In a whip-swift movement, she lifted her foot just barely off the ground, swept it back a little, and stomped. She felt the bones grinding under her heel. Thankfully Minimalist was going for Madison’s left achilles tendon, and not her right.
“God damn you,” came a muffled voice. “You fucking psychopath. You killed them all, didn’t you? Oh Heavenly God damn my Christing legs.”
Madison wiped her shoe off on the floorboard.
“Why don’t you come out and look for yourself,” she said. She was glad Dog-ear’s only power was defensive. He was folded into a tight square, but was seeping blood from the folds.
“Dog!” cried Lasik, who was curled in a fetal-position, clutching the places where his eyes were. “Are you still there, Dog?”
“Sicko,” Dog-ear called. “Oh thank God, man, fucking finish her off!”
“I can’t,” Lasik wept with bloody tears. “I can’t, Dog, I… You’ve gotta do it. Come on, man. You pathetic bastard. Oh, fuck… Stop being a shield for once and be a sword.”
How cheesy, Madison thought, her arms folded. These supers. Nothing but cheese sandwiches. She considered leaving the two of them to bleed out, but then remembered that these idiots had a habit of coming back with robot limbs and stupid shit like that.
Then Dog-ear gave a muffled battle cry and unfolded his body and Madison unfolded her arms, even though she didn’t need them. She listened for the muffled voice as the layers peeled away and the shout got louder, and she prepared her foot to re-muffle the battle cry when she heard another battle cry behind her.
Clever, she thought. Call the shield a sword so I won’t pay attention to the real sword.
Too bad the man who picked up the scissor-sword was blind.

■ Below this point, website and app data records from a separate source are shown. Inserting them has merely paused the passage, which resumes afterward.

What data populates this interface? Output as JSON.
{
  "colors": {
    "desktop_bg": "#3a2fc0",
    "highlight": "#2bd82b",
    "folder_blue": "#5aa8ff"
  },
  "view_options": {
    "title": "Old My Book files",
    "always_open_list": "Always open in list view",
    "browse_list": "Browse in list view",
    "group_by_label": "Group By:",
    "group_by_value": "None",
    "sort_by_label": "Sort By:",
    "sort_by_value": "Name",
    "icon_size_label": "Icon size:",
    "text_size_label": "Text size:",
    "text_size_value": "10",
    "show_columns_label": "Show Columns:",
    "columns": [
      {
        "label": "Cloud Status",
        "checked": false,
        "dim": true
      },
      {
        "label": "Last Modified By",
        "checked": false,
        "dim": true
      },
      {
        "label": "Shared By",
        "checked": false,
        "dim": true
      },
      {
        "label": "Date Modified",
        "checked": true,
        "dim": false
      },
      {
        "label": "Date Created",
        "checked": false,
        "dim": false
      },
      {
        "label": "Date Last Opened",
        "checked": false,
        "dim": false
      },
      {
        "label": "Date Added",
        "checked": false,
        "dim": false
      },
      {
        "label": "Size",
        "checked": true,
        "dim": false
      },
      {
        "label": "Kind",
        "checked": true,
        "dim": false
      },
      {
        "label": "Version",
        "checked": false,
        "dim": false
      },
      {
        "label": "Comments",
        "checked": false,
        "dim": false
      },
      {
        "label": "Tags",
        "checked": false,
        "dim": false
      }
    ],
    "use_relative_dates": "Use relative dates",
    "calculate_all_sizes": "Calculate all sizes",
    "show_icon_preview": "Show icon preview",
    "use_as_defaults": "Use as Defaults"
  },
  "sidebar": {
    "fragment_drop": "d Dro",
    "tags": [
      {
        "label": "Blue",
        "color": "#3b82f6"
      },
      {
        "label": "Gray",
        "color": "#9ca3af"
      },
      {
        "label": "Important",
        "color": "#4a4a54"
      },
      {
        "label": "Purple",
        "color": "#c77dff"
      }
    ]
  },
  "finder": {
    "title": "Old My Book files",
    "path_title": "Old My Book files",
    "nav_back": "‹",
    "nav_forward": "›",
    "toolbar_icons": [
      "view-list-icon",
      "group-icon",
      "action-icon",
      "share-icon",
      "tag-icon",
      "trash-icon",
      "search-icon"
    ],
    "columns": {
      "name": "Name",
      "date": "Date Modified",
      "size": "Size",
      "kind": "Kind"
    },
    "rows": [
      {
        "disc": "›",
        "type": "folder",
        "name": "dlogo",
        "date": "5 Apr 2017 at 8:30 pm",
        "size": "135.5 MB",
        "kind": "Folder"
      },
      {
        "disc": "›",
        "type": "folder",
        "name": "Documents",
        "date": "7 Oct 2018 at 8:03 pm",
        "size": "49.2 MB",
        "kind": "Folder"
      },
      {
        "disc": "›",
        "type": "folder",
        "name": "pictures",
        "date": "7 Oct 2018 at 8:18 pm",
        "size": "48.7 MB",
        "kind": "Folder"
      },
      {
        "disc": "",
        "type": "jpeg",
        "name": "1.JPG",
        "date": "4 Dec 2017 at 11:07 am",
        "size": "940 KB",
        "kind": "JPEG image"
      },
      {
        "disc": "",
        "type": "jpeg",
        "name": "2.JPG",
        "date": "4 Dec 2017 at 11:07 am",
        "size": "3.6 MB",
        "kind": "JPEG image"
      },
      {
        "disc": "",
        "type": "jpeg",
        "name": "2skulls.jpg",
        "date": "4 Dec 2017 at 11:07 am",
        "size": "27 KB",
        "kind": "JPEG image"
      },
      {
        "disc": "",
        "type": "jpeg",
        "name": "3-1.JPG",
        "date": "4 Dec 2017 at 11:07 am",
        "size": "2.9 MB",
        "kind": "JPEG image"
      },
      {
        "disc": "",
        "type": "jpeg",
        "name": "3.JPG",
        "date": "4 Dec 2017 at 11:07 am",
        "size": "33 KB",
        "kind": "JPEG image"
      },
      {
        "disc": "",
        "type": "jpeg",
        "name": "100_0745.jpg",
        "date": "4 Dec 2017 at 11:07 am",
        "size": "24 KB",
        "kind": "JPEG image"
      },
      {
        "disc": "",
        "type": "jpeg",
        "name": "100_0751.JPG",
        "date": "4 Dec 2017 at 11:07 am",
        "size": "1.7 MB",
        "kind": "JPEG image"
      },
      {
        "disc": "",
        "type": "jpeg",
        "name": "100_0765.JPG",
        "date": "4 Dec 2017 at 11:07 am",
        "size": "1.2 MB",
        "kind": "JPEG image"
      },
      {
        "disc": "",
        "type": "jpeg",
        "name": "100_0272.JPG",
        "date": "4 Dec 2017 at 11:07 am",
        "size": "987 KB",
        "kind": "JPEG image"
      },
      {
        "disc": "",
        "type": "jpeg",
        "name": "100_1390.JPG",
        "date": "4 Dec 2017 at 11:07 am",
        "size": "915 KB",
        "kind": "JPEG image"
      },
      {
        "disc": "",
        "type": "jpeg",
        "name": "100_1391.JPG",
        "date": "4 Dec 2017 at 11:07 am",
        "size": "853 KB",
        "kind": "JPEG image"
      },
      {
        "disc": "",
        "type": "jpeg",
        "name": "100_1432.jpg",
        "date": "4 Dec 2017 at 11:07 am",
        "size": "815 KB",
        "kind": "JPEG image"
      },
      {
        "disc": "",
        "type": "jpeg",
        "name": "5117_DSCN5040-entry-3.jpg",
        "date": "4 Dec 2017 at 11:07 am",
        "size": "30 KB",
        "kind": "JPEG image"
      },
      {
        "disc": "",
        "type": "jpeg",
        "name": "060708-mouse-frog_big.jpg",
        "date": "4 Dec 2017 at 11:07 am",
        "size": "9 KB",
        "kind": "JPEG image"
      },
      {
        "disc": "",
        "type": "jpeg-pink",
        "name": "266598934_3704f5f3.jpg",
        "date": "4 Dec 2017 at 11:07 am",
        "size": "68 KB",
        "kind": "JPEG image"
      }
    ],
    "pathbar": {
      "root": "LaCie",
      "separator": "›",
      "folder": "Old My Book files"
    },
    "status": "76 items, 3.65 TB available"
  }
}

Instead of kicking Dog-ear, Madison swept her leg in a down-and-out arc, crushing Lasik’s kneecap and sending him sprawling–
–and plunging the scissor-sword into his newly-unfolded friend.
“Scissor beats paper,” said Maddie.
See? she thought. I can be cheesy too, motherfuckers.
Then she finished off the last of the sidekicks and went home to approve her payment.
Today’s three random prompt categories were, “An assassin of superheroes,” “A dog-eared page,” and, “Minimalist.”
I imagine Maddie B. as a Kill Bill, The Bride-esque character. But that probably came through. Massacring a roomful of superhero sidekicks would be the opening scene. Then the superhero revenge would come.
Now I just want to write her murder-happy stories as a comic book.